◆ App and web page records:
= = = = = = =

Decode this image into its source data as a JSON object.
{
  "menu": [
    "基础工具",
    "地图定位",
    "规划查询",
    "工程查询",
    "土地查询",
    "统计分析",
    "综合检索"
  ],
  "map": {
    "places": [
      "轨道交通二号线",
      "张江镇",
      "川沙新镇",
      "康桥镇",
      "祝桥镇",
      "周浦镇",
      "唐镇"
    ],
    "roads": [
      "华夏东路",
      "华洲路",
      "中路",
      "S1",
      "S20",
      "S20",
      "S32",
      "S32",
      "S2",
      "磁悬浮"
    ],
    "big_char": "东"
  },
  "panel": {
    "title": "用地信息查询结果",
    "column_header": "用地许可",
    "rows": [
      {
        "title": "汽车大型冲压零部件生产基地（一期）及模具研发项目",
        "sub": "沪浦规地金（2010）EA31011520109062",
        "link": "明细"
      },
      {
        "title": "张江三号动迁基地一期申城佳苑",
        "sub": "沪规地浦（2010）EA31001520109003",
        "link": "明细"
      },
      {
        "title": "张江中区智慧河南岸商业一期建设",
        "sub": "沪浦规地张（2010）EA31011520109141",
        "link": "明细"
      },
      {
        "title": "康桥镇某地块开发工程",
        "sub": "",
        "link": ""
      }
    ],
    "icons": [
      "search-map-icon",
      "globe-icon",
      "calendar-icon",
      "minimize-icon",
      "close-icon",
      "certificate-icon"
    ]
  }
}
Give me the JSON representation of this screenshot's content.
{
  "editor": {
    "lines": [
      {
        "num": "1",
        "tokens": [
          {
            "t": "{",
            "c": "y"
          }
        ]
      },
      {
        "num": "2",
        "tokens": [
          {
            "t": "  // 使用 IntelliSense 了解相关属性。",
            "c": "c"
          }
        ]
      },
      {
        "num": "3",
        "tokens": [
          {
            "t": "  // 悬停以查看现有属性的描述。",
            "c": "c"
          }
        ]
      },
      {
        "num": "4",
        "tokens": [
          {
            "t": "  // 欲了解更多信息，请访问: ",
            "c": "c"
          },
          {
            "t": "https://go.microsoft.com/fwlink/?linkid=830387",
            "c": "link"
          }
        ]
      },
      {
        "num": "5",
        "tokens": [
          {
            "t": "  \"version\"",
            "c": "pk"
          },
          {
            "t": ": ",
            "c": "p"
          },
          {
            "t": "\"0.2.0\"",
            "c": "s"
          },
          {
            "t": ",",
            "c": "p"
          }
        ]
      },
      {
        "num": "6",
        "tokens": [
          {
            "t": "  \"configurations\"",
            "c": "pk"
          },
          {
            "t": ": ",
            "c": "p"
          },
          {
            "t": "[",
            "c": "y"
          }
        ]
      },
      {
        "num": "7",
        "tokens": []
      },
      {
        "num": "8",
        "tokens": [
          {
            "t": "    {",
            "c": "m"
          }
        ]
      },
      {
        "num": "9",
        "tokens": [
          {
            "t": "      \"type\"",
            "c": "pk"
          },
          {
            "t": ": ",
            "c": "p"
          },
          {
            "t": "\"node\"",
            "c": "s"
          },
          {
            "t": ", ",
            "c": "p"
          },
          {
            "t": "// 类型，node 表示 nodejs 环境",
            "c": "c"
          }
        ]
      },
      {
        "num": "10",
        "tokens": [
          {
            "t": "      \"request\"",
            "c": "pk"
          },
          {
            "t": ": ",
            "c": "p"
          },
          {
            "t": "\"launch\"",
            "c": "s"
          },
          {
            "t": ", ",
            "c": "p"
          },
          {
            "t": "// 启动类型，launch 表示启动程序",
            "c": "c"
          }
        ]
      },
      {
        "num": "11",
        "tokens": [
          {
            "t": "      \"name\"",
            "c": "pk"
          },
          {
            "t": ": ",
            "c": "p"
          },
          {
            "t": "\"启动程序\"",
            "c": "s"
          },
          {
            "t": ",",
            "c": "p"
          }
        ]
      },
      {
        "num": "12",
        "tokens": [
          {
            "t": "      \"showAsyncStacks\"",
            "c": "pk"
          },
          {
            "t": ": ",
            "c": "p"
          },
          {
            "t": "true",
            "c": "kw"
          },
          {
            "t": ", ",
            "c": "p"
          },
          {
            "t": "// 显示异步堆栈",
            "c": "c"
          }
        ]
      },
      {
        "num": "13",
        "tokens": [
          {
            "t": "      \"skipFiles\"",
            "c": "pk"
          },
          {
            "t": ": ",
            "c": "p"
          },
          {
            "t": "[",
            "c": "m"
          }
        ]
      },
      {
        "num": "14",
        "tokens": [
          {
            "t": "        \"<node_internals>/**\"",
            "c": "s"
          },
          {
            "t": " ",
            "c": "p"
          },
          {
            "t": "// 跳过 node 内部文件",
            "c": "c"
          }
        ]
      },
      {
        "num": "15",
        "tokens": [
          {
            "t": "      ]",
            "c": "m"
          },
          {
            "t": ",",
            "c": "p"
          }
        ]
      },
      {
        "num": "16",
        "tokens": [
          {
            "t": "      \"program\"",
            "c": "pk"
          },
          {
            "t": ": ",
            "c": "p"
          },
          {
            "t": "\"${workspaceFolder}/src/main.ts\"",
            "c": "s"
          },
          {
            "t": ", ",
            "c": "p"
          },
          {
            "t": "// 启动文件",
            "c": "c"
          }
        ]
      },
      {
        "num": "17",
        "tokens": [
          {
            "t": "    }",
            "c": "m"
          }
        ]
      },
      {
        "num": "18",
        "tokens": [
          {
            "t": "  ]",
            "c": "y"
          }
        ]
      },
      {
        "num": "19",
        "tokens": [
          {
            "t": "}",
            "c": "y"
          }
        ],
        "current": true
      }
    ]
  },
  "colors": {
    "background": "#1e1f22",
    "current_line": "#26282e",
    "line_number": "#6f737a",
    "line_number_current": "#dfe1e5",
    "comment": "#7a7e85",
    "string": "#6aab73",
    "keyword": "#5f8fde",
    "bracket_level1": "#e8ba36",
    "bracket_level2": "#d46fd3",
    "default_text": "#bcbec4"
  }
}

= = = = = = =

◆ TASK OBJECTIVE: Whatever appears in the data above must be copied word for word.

◆ ANSWER FOR THE TASK:
Decode this image into its source data as a JSON object.
{
  "menu": [
    "基础工具",
    "地图定位",
    "规划查询",
    "工程查询",
    "土地查询",
    "统计分析",
    "综合检索"
  ],
  "map": {
    "places": [
      "轨道交通二号线",
      "张江镇",
      "川沙新镇",
      "康桥镇",
      "祝桥镇",
      "周浦镇",
      "唐镇"
    ],
    "roads": [
      "华夏东路",
      "华洲路",
      "中路",
      "S1",
      "S20",
      "S20",
      "S32",
      "S32",
      "S2",
      "磁悬浮"
    ],
    "big_char": "东"
  },
  "panel": {
    "title": "用地信息查询结果",
    "column_header": "用地许可",
    "rows": [
      {
        "title": "汽车大型冲压零部件生产基地（一期）及模具研发项目",
        "sub": "沪浦规地金（2010）EA31011520109062",
        "link": "明细"
      },
      {
        "title": "张江三号动迁基地一期申城佳苑",
        "sub": "沪规地浦（2010）EA31001520109003",
        "link": "明细"
      },
      {
        "title": "张江中区智慧河南岸商业一期建设",
        "sub": "沪浦规地张（2010）EA31011520109141",
        "link": "明细"
      },
      {
        "title": "康桥镇某地块开发工程",
        "sub": "",
        "link": ""
      }
    ],
    "icons": [
      "search-map-icon",
      "globe-icon",
      "calendar-icon",
      "minimize-icon",
      "close-icon",
      "certificate-icon"
    ]
  }
}
Give me the JSON representation of this screenshot's content.
{
  "editor": {
    "lines": [
      {
        "num": "1",
        "tokens": [
          {
            "t": "{",
            "c": "y"
          }
        ]
      },
      {
        "num": "2",
        "tokens": [
          {
            "t": "  // 使用 IntelliSense 了解相关属性。",
            "c": "c"
          }
        ]
      },
      {
        "num": "3",
        "tokens": [
          {
            "t": "  // 悬停以查看现有属性的描述。",
            "c": "c"
          }
        ]
      },
      {
        "num": "4",
        "tokens": [
          {
            "t": "  // 欲了解更多信息，请访问: ",
            "c": "c"
          },
          {
            "t": "https://go.microsoft.com/fwlink/?linkid=830387",
            "c": "link"
          }
        ]
      },
      {
        "num": "5",
        "tokens": [
          {
            "t": "  \"version\"",
            "c": "pk"
          },
          {
            "t": ": ",
            "c": "p"
          },
          {
            "t": "\"0.2.0\"",
            "c": "s"
          },
          {
            "t": ",",
            "c": "p"
          }
        ]
      },
      {
        "num": "6",
        "tokens": [
          {
            "t": "  \"configurations\"",
            "c": "pk"
          },
          {
            "t": ": ",
            "c": "p"
          },
          {
            "t": "[",
            "c": "y"
          }
        ]
      },
      {
        "num": "7",
        "tokens": []
      },
      {
        "num": "8",
        "tokens": [
          {
            "t": "    {",
            "c": "m"
          }
        ]
      },
      {
        "num": "9",
        "tokens": [
          {
            "t": "      \"type\"",
            "c": "pk"
          },
          {
            "t": ": ",
            "c": "p"
          },
          {
            "t": "\"node\"",
            "c": "s"
          },
          {
            "t": ", ",
            "c": "p"
          },
          {
            "t": "// 类型，node 表示 nodejs 环境",
            "c": "c"
          }
        ]
      },
      {
        "num": "10",
        "tokens": [
          {
            "t": "      \"request\"",
            "c": "pk"
          },
          {
            "t": ": ",
            "c": "p"
          },
          {
            "t": "\"launch\"",
            "c": "s"
          },
          {
            "t": ", ",
            "c": "p"
          },
          {
            "t": "// 启动类型，launch 表示启动程序",
            "c": "c"
          }
        ]
      },
      {
        "num": "11",
        "tokens": [
          {
            "t": "      \"name\"",
            "c": "pk"
          },
          {
            "t": ": ",
            "c": "p"
          },
          {
            "t": "\"启动程序\"",
            "c": "s"
          },
          {
            "t": ",",
            "c": "p"
          }
        ]
      },
      {
        "num": "12",
        "tokens": [
          {
            "t": "      \"showAsyncStacks\"",
            "c": "pk"
          },
          {
            "t": ": ",
            "c": "p"
          },
          {
            "t": "true",
            "c": "kw"
          },
          {
            "t": ", ",
            "c": "p"
          },
          {
            "t": "// 显示异步堆栈",
            "c": "c"
          }
        ]
      },
      {
        "num": "13",
        "tokens": [
          {
            "t": "      \"skipFiles\"",
            "c": "pk"
          },
          {
            "t": ": ",
            "c": "p"
          },
          {
            "t": "[",
            "c": "m"
          }
        ]
      },
      {
        "num": "14",
        "tokens": [
          {
            "t": "        \"<node_internals>/**\"",
            "c": "s"
          },
          {
            "t": " ",
            "c": "p"
          },
          {
            "t": "// 跳过 node 内部文件",
            "c": "c"
          }
        ]
      },
      {
        "num": "15",
        "tokens": [
          {
            "t": "      ]",
            "c": "m"
          },
          {
            "t": ",",
            "c": "p"
          }
        ]
      },
      {
        "num": "16",
        "tokens": [
          {
            "t": "      \"program\"",
            "c": "pk"
          },
          {
            "t": ": ",
            "c": "p"
          },
          {
            "t": "\"${workspaceFolder}/src/main.ts\"",
            "c": "s"
          },
          {
            "t": ", ",
            "c": "p"
          },
          {
            "t": "// 启动文件",
            "c": "c"
          }
        ]
      },
      {
        "num": "17",
        "tokens": [
          {
            "t": "    }",
            "c": "m"
          }
        ]
      },
      {
        "num": "18",
        "tokens": [
          {
            "t": "  ]",
            "c": "y"
          }
        ]
      },
      {
        "num": "19",
        "tokens": [
          {
            "t": "}",
            "c": "y"
          }
        ],
        "current": true
      }
    ]
  },
  "colors": {
    "background": "#1e1f22",
    "current_line": "#26282e",
    "line_number": "#6f737a",
    "line_number_current": "#dfe1e5",
    "comment": "#7a7e85",
    "string": "#6aab73",
    "keyword": "#5f8fde",
    "bracket_level1": "#e8ba36",
    "bracket_level2": "#d46fd3",
    "default_text": "#bcbec4"
  }
}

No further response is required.